At a parent’s evening this week we were asked to get into groups of six and write down our own experiences of school life from ages 11 -16. In my group there were four Indian mums and an Indian dad. As we went round the group each member said they had enjoyed school and that it was ‘very nice.’ When it came to my turn I said that we had moved to South Africa when I was 11 and I was bloody terrified. The R.E teacher threw his crutch at my head. Blank expressions all round.
When asked for our group’s overall experiences, the dad stood up and said we had all had a ‘very nice’ time at school. Did that just happen? If I had said that I was mercilessly beaten every day and had my head flushed down the toilet would he have interpreted that as ‘very nice’? It seems to me that stuff quite often gets swept under the carpet if it’s not what people want to hear.
Picture me in ‘Landmark’ yesterday.
“Hello, do you have Jay-Z’s new album?”
Assistant shakes head in the affirmative.
“Can I buy it please?”
There follows a painfully long check on the computer and 20 minutes of looking under ‘J’ (where I obviously looked before approaching the assistant) before he says: “it’s not there” as if it had been there a minute ago but just jumped up and legged it out of the shop. We had both wasted 40 minutes of our lives. If only that young man had had the courage to give me the bad news early. It seems yes means yes and yes means no. I honestly think he just didn’t want to upset me and was putting off the inevitable. That is rather lovely in itself but when you are a child of the west and have a time-is-money- mentality, it’s just annoying.
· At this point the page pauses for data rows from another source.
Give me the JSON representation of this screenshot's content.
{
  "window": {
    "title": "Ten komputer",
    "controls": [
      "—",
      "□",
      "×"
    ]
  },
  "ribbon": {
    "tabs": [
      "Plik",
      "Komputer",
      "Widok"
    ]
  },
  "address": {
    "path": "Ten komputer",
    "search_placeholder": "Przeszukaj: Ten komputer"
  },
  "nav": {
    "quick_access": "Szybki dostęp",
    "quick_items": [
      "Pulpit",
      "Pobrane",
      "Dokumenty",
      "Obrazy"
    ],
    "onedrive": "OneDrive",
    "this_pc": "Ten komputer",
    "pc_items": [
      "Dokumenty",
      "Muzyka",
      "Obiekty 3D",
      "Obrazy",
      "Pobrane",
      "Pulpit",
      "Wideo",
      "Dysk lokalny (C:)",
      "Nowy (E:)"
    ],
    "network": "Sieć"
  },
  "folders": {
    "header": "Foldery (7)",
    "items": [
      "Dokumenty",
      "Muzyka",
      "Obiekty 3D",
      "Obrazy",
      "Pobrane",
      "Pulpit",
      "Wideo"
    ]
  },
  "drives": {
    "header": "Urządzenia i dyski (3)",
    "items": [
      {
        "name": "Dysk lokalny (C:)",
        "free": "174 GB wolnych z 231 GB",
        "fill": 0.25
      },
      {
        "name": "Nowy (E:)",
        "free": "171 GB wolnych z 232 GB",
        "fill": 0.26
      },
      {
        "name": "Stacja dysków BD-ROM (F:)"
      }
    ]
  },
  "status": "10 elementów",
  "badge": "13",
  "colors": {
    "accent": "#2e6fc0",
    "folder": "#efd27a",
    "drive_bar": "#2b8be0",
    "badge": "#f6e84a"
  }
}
Having my nails done this week (one of the bonuses of Mumbai life) the girl cut off a chunk of skin with the cuticle cutters. While I was yelping in pain, she quickly wiped the blood away and painted over the wound with clear nail polish. There, it never happened. This airbrushing is a cultural difference I can’t get my head around. It confuses, frustrates and amuses me no end.
I do not huff and puff with exasperation as I did when I first came here. Obviously stuff is happening that is way over my head, it’s a question of learning to understand by experience.
The judge in the Babri Masjid case did not want to offend and so has deliberated for 18 years until looming retirement forced him to deliver a verdict. Schools and offices were closed for the afternoon on 30 September in anticipation of political unrest. Nothing happened. I still don’t know what the outcome of that was, but maybe it’s not a bad way to carry on if it keeps the peace. Have a nice day now.